** Records for processing **

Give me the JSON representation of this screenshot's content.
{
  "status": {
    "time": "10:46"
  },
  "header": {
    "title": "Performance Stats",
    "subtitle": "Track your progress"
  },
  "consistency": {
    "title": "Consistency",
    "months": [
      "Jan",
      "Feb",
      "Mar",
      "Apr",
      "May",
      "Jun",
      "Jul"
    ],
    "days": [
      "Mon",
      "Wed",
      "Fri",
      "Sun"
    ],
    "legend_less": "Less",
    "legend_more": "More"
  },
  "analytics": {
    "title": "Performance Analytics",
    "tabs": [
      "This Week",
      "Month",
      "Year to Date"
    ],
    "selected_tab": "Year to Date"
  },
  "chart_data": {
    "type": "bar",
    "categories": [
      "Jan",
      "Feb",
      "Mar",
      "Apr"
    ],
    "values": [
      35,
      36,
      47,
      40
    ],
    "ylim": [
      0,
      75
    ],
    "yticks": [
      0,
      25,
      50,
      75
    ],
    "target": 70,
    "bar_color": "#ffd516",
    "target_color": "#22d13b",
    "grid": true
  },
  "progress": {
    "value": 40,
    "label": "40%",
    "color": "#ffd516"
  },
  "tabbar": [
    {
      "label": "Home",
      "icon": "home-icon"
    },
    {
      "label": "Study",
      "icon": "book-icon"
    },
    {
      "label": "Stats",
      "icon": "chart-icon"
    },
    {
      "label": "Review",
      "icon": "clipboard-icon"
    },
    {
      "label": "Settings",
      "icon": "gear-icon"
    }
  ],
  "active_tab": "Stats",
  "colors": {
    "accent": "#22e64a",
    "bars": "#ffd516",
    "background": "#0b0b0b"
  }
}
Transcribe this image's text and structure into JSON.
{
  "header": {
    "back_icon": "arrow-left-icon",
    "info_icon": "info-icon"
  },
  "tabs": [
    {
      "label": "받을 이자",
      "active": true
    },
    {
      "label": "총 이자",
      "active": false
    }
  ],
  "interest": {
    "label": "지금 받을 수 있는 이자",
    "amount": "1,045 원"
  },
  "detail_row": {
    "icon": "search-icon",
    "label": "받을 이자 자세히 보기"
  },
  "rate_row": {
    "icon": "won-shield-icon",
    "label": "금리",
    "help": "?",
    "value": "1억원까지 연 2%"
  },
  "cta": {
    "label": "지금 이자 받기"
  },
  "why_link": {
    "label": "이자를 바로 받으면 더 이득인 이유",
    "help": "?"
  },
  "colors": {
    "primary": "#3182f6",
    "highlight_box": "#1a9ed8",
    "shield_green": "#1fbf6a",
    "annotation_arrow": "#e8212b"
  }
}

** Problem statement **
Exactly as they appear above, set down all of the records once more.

** Your solution **
Give me the JSON representation of this screenshot's content.
{
  "status": {
    "time": "10:46"
  },
  "header": {
    "title": "Performance Stats",
    "subtitle": "Track your progress"
  },
  "consistency": {
    "title": "Consistency",
    "months": [
      "Jan",
      "Feb",
      "Mar",
      "Apr",
      "May",
      "Jun",
      "Jul"
    ],
    "days": [
      "Mon",
      "Wed",
      "Fri",
      "Sun"
    ],
    "legend_less": "Less",
    "legend_more": "More"
  },
  "analytics": {
    "title": "Performance Analytics",
    "tabs": [
      "This Week",
      "Month",
      "Year to Date"
    ],
    "selected_tab": "Year to Date"
  },
  "chart_data": {
    "type": "bar",
    "categories": [
      "Jan",
      "Feb",
      "Mar",
      "Apr"
    ],
    "values": [
      35,
      36,
      47,
      40
    ],
    "ylim": [
      0,
      75
    ],
    "yticks": [
      0,
      25,
      50,
      75
    ],
    "target": 70,
    "bar_color": "#ffd516",
    "target_color": "#22d13b",
    "grid": true
  },
  "progress": {
    "value": 40,
    "label": "40%",
    "color": "#ffd516"
  },
  "tabbar": [
    {
      "label": "Home",
      "icon": "home-icon"
    },
    {
      "label": "Study",
      "icon": "book-icon"
    },
    {
      "label": "Stats",
      "icon": "chart-icon"
    },
    {
      "label": "Review",
      "icon": "clipboard-icon"
    },
    {
      "label": "Settings",
      "icon": "gear-icon"
    }
  ],
  "active_tab": "Stats",
  "colors": {
    "accent": "#22e64a",
    "bars": "#ffd516",
    "background": "#0b0b0b"
  }
}
Transcribe this image's text and structure into JSON.
{
  "header": {
    "back_icon": "arrow-left-icon",
    "info_icon": "info-icon"
  },
  "tabs": [
    {
      "label": "받을 이자",
      "active": true
    },
    {
      "label": "총 이자",
      "active": false
    }
  ],
  "interest": {
    "label": "지금 받을 수 있는 이자",
    "amount": "1,045 원"
  },
  "detail_row": {
    "icon": "search-icon",
    "label": "받을 이자 자세히 보기"
  },
  "rate_row": {
    "icon": "won-shield-icon",
    "label": "금리",
    "help": "?",
    "value": "1억원까지 연 2%"
  },
  "cta": {
    "label": "지금 이자 받기"
  },
  "why_link": {
    "label": "이자를 바로 받으면 더 이득인 이유",
    "help": "?"
  },
  "colors": {
    "primary": "#3182f6",
    "highlight_box": "#1a9ed8",
    "shield_green": "#1fbf6a",
    "annotation_arrow": "#e8212b"
  }
}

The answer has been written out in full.